Task objective:
So that nothing is lost, write out all the lines below exactly.

★ ★ ★ ★ ★ ★ ★

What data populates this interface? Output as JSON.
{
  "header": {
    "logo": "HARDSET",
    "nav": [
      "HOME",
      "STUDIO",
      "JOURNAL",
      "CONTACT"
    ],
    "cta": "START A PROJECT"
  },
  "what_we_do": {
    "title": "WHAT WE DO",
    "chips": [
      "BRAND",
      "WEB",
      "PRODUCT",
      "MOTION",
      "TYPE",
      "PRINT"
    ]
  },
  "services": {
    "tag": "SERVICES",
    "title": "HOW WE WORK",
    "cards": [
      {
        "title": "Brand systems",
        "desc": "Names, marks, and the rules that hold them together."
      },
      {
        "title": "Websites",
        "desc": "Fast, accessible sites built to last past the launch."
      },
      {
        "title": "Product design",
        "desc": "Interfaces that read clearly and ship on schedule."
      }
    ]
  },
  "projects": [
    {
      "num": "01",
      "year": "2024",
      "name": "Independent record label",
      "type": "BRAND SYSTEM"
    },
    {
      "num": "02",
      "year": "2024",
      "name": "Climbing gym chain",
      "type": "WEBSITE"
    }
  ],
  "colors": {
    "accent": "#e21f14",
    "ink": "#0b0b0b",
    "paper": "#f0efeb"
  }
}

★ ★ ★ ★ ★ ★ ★

Task response:
What data populates this interface? Output as JSON.
{
  "header": {
    "logo": "HARDSET",
    "nav": [
      "HOME",
      "STUDIO",
      "JOURNAL",
      "CONTACT"
    ],
    "cta": "START A PROJECT"
  },
  "what_we_do": {
    "title": "WHAT WE DO",
    "chips": [
      "BRAND",
      "WEB",
      "PRODUCT",
      "MOTION",
      "TYPE",
      "PRINT"
    ]
  },
  "services": {
    "tag": "SERVICES",
    "title": "HOW WE WORK",
    "cards": [
      {
        "title": "Brand systems",
        "desc": "Names, marks, and the rules that hold them together."
      },
      {
        "title": "Websites",
        "desc": "Fast, accessible sites built to last past the launch."
      },
      {
        "title": "Product design",
        "desc": "Interfaces that read clearly and ship on schedule."
      }
    ]
  },
  "projects": [
    {
      "num": "01",
      "year": "2024",
      "name": "Independent record label",
      "type": "BRAND SYSTEM"
    },
    {
      "num": "02",
      "year": "2024",
      "name": "Climbing gym chain",
      "type": "WEBSITE"
    }
  ],
  "colors": {
    "accent": "#e21f14",
    "ink": "#0b0b0b",
    "paper": "#f0efeb"
  }
}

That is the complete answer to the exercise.